The effects of maternal antidepressant use on offspring behaviour and brain development: Implications for risk of neurodevelopmental disorders
Approximately 10% of pregnant women are prescribed antidepressant drugs (ADDs), with selective serotonin reuptake inhibitors (SSRIs) the most widely prescribed. SSRIs bind to the serotonin transporter (SERT), blocking the reabsorption of serotonin by the presynaptic neuron and increasing serotonin levels in the synaptic cleft. The serotonergic system regulates a range of brain development processes including neuronal proliferation, migration, differentiation and synaptogenesis. Given the presence of SERT in early brain development, coupled with the ability of SSRIs to cross the placenta and also enter breast milk, concerns have been raised regarding the effects of SSRI exposure on the developing foetus and newborns. In this review, we evaluate preclinical and clinical studies that have examined the effects of maternal SSRI exposure and the risk for altered neurodevelopment and associated behaviours in offspring. While the current body of evidence suggests that maternal SSRI treatment may cause perturbations to the neurobiology, behaviour and ultimately risk for neurodevelopmental disorders in exposed offspring, conflicting findings do exist and the evidence is not conclusive.

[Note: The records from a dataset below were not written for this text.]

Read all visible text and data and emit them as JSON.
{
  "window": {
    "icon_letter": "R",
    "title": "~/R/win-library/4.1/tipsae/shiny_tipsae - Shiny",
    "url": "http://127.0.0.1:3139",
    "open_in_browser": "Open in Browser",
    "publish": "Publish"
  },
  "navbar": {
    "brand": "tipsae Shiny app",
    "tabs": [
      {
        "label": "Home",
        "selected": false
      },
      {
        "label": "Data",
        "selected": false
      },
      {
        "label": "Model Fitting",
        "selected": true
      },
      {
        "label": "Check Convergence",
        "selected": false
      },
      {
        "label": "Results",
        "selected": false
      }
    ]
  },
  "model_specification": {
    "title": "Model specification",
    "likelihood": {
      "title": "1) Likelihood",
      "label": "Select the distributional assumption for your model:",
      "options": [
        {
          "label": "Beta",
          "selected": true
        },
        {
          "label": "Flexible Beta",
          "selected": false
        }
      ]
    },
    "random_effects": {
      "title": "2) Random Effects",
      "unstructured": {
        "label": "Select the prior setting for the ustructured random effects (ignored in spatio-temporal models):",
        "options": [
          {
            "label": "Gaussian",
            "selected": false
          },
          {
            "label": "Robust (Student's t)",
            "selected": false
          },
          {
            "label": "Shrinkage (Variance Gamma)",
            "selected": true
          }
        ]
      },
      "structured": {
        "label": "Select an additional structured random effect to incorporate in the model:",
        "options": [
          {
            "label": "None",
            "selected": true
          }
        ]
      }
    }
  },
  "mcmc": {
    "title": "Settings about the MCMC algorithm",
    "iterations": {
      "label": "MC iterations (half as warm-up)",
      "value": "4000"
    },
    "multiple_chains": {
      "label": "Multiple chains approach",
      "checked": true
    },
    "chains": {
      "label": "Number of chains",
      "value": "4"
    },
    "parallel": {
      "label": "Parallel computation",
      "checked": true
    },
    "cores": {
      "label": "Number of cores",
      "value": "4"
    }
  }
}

However, given the increasing incidence of depression and number of women prescribed ADDs during pregnancy, further investigation into this area is warranted.